→ **Work instructions**
Filter the entries below, keeping only lines with the word "Jordi".

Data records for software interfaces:
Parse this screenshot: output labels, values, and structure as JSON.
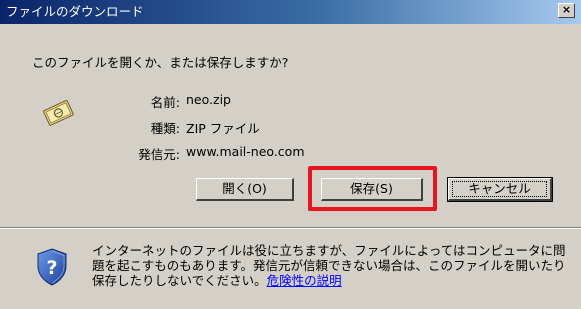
{
  "window": {
    "title": "ファイルのダウンロード",
    "close_label": "×"
  },
  "dialog": {
    "question": "このファイルを開くか、または保存しますか?",
    "file_icon": "zip-file-icon",
    "info": [
      {
        "label": "名前:",
        "value": "neo.zip"
      },
      {
        "label": "種類:",
        "value": "ZIP ファイル"
      },
      {
        "label": "発信元:",
        "value": "www.mail-neo.com"
      }
    ],
    "buttons": {
      "open": "開く(O)",
      "save": "保存(S)",
      "cancel": "キャンセル"
    },
    "highlight_color": "#e8141e"
  },
  "warning": {
    "icon": "shield-question-icon",
    "text": "インターネットのファイルは役に立ちますが、ファイルによってはコンピュータに問題を起こすものもあります。発信元が信頼できない場合は、このファイルを開いたり保存したりしないでください。",
    "link_text": "危険性の説明"
  }
}
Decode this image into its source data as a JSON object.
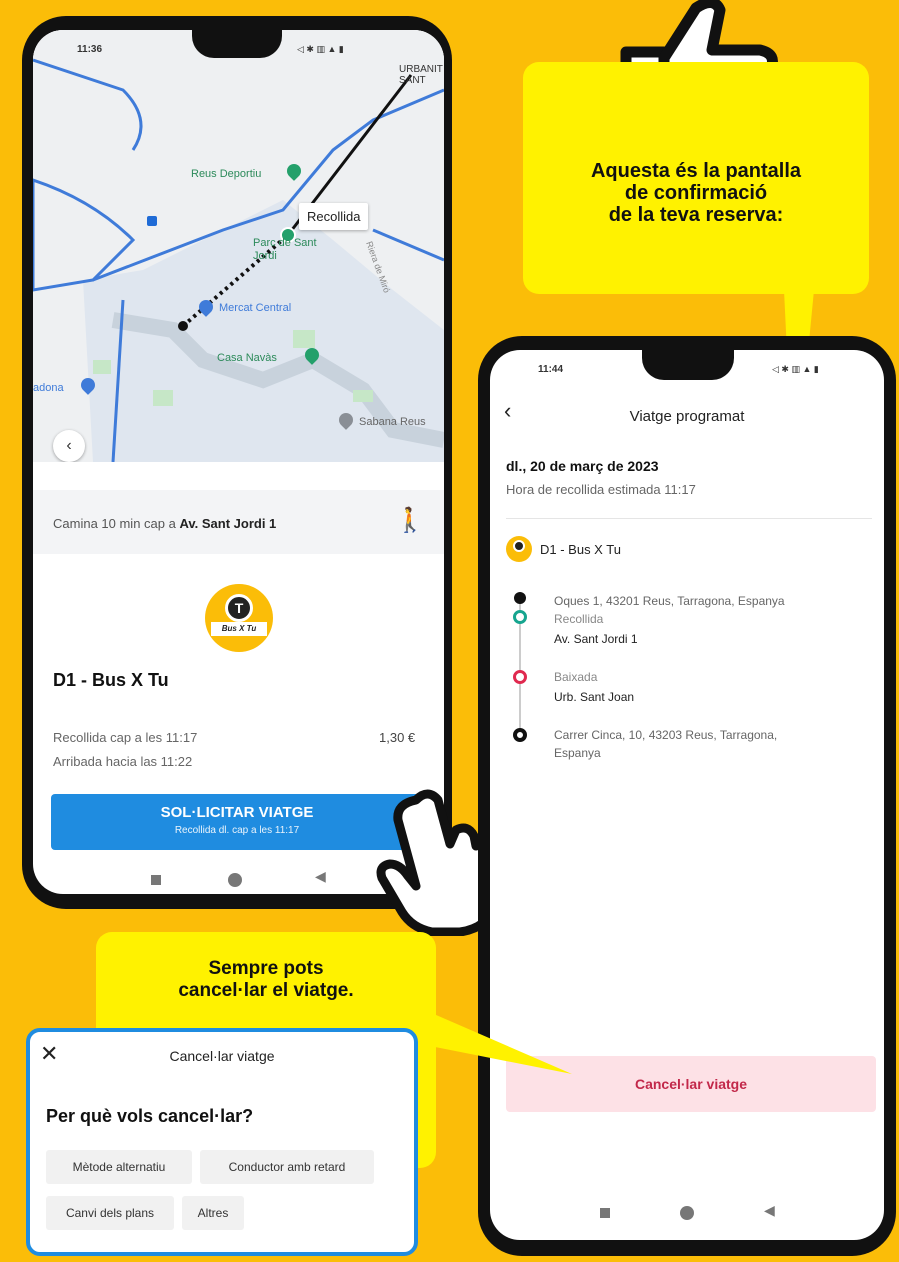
{
  "colors": {
    "background": "#fbbd08",
    "callout": "#fff200",
    "primary_button": "#1f8ce0",
    "cancel_button_bg": "#fde1e6",
    "cancel_text": "#c2284a",
    "accent_teal": "#16a58f",
    "accent_red": "#e0294f"
  },
  "left_phone": {
    "status_time": "11:36",
    "map": {
      "labels": [
        "Reus Deportiu",
        "Recollida",
        "Parc de Sant Jordi",
        "Mercat Central",
        "Casa Navàs",
        "Sabana Reus",
        "adona",
        "Riera de Miró",
        "URBANIT SANT"
      ],
      "back_icon": "chevron-left-icon"
    },
    "walk_prefix": "Camina 10 min cap a",
    "walk_dest": "Av. Sant Jordi 1",
    "walk_icon": "walking-person-icon",
    "service_logo_text": "Bus X Tu",
    "service_name": "D1 - Bus X Tu",
    "pickup_text": "Recollida cap a les 11:17",
    "arrival_text": "Arribada hacia las 11:22",
    "price": "1,30 €",
    "request_button": {
      "label": "SOL·LICITAR VIATGE",
      "sublabel": "Recollida dl. cap a les 11:17"
    }
  },
  "right_phone": {
    "status_time": "11:44",
    "header_title": "Viatge programat",
    "date": "dl., 20 de març de 2023",
    "pickup_estimate": "Hora de recollida estimada 11:17",
    "service_name": "D1 - Bus X Tu",
    "timeline": {
      "origin": "Oques 1, 43201 Reus, Tarragona, Espanya",
      "pickup_label": "Recollida",
      "pickup_stop": "Av. Sant Jordi 1",
      "dropoff_label": "Baixada",
      "dropoff_stop": "Urb. Sant Joan",
      "destination_line1": "Carrer Cinca, 10, 43203 Reus, Tarragona,",
      "destination_line2": "Espanya"
    },
    "cancel_button": "Cancel·lar viatge"
  },
  "callouts": {
    "confirm_line1": "Aquesta és la pantalla",
    "confirm_line2": "de confirmació",
    "confirm_line3": "de la teva reserva:",
    "cancel_line1": "Sempre pots",
    "cancel_line2": "cancel·lar el viatge."
  },
  "cancel_sheet": {
    "title": "Cancel·lar viatge",
    "question": "Per què vols cancel·lar?",
    "reasons": [
      "Mètode alternatiu",
      "Conductor amb retard",
      "Canvi dels plans",
      "Altres"
    ]
  }
}
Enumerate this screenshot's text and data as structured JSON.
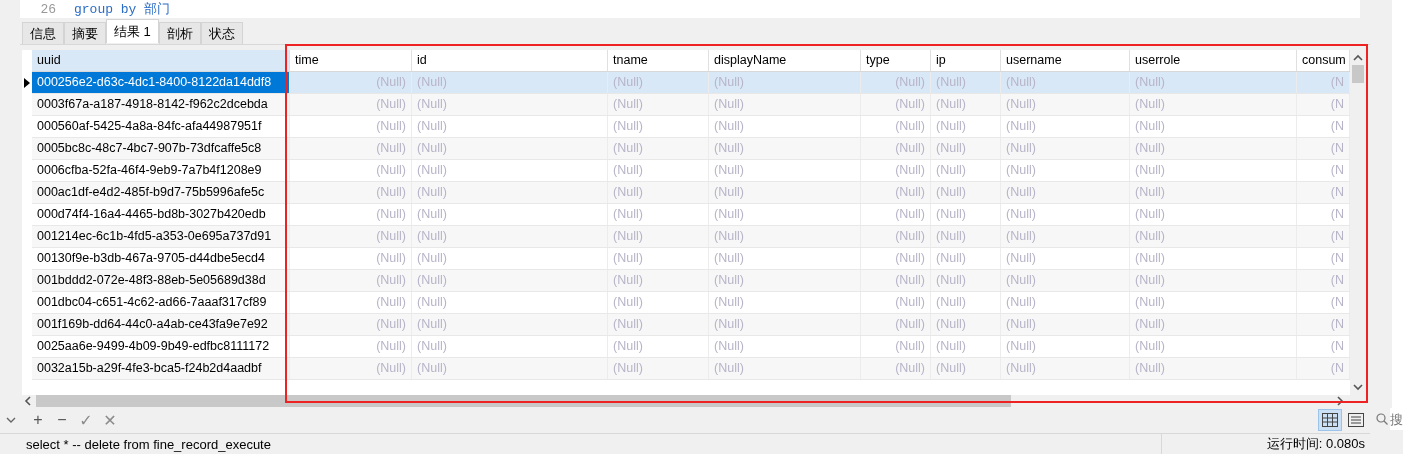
{
  "editor": {
    "line_number": "26",
    "code": "group by 部门"
  },
  "tabs": [
    {
      "label": "信息",
      "selected": false
    },
    {
      "label": "摘要",
      "selected": false
    },
    {
      "label": "结果 1",
      "selected": true
    },
    {
      "label": "剖析",
      "selected": false
    },
    {
      "label": "状态",
      "selected": false
    }
  ],
  "table": {
    "columns": [
      {
        "label": "uuid",
        "kind": "text"
      },
      {
        "label": "time",
        "kind": "number"
      },
      {
        "label": "id",
        "kind": "text"
      },
      {
        "label": "tname",
        "kind": "text"
      },
      {
        "label": "displayName",
        "kind": "text"
      },
      {
        "label": "type",
        "kind": "number"
      },
      {
        "label": "ip",
        "kind": "text"
      },
      {
        "label": "username",
        "kind": "text"
      },
      {
        "label": "userrole",
        "kind": "text"
      },
      {
        "label": "consum",
        "kind": "number"
      }
    ],
    "rows": [
      {
        "selected": true,
        "cells": [
          "000256e2-d63c-4dc1-8400-8122da14ddf8",
          "(Null)",
          "(Null)",
          "(Null)",
          "(Null)",
          "(Null)",
          "(Null)",
          "(Null)",
          "(Null)",
          "(N"
        ]
      },
      {
        "selected": false,
        "cells": [
          "0003f67a-a187-4918-8142-f962c2dcebda",
          "(Null)",
          "(Null)",
          "(Null)",
          "(Null)",
          "(Null)",
          "(Null)",
          "(Null)",
          "(Null)",
          "(N"
        ]
      },
      {
        "selected": false,
        "cells": [
          "000560af-5425-4a8a-84fc-afa44987951f",
          "(Null)",
          "(Null)",
          "(Null)",
          "(Null)",
          "(Null)",
          "(Null)",
          "(Null)",
          "(Null)",
          "(N"
        ]
      },
      {
        "selected": false,
        "cells": [
          "0005bc8c-48c7-4bc7-907b-73dfcaffe5c8",
          "(Null)",
          "(Null)",
          "(Null)",
          "(Null)",
          "(Null)",
          "(Null)",
          "(Null)",
          "(Null)",
          "(N"
        ]
      },
      {
        "selected": false,
        "cells": [
          "0006cfba-52fa-46f4-9eb9-7a7b4f1208e9",
          "(Null)",
          "(Null)",
          "(Null)",
          "(Null)",
          "(Null)",
          "(Null)",
          "(Null)",
          "(Null)",
          "(N"
        ]
      },
      {
        "selected": false,
        "cells": [
          "000ac1df-e4d2-485f-b9d7-75b5996afe5c",
          "(Null)",
          "(Null)",
          "(Null)",
          "(Null)",
          "(Null)",
          "(Null)",
          "(Null)",
          "(Null)",
          "(N"
        ]
      },
      {
        "selected": false,
        "cells": [
          "000d74f4-16a4-4465-bd8b-3027b420edb",
          "(Null)",
          "(Null)",
          "(Null)",
          "(Null)",
          "(Null)",
          "(Null)",
          "(Null)",
          "(Null)",
          "(N"
        ]
      },
      {
        "selected": false,
        "cells": [
          "001214ec-6c1b-4fd5-a353-0e695a737d91",
          "(Null)",
          "(Null)",
          "(Null)",
          "(Null)",
          "(Null)",
          "(Null)",
          "(Null)",
          "(Null)",
          "(N"
        ]
      },
      {
        "selected": false,
        "cells": [
          "00130f9e-b3db-467a-9705-d44dbe5ecd4",
          "(Null)",
          "(Null)",
          "(Null)",
          "(Null)",
          "(Null)",
          "(Null)",
          "(Null)",
          "(Null)",
          "(N"
        ]
      },
      {
        "selected": false,
        "cells": [
          "001bddd2-072e-48f3-88eb-5e05689d38d",
          "(Null)",
          "(Null)",
          "(Null)",
          "(Null)",
          "(Null)",
          "(Null)",
          "(Null)",
          "(Null)",
          "(N"
        ]
      },
      {
        "selected": false,
        "cells": [
          "001dbc04-c651-4c62-ad66-7aaaf317cf89",
          "(Null)",
          "(Null)",
          "(Null)",
          "(Null)",
          "(Null)",
          "(Null)",
          "(Null)",
          "(Null)",
          "(N"
        ]
      },
      {
        "selected": false,
        "cells": [
          "001f169b-dd64-44c0-a4ab-ce43fa9e7e92",
          "(Null)",
          "(Null)",
          "(Null)",
          "(Null)",
          "(Null)",
          "(Null)",
          "(Null)",
          "(Null)",
          "(N"
        ]
      },
      {
        "selected": false,
        "cells": [
          "0025aa6e-9499-4b09-9b49-edfbc8111172",
          "(Null)",
          "(Null)",
          "(Null)",
          "(Null)",
          "(Null)",
          "(Null)",
          "(Null)",
          "(Null)",
          "(N"
        ]
      },
      {
        "selected": false,
        "cells": [
          "0032a15b-a29f-4fe3-bca5-f24b2d4aadbf",
          "(Null)",
          "(Null)",
          "(Null)",
          "(Null)",
          "(Null)",
          "(Null)",
          "(Null)",
          "(Null)",
          "(N"
        ]
      }
    ]
  },
  "toolbar": {
    "buttons": [
      {
        "label": "+",
        "disabled": false
      },
      {
        "label": "−",
        "disabled": false
      },
      {
        "label": "✓",
        "disabled": true
      },
      {
        "label": "✕",
        "disabled": true
      }
    ],
    "views": [
      {
        "kind": "grid",
        "selected": true
      },
      {
        "kind": "form",
        "selected": false
      }
    ]
  },
  "search": {
    "placeholder": "搜"
  },
  "status_bar": {
    "query": "select *  -- delete  from fine_record_execute",
    "runtime": "运行时间: 0.080s"
  }
}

→ **Output of the exercise**
        "Parc de Sant Jordi",
    "walk_dest": "Av. Sant Jordi 1",
      "pickup_stop": "Av. Sant Jordi 1",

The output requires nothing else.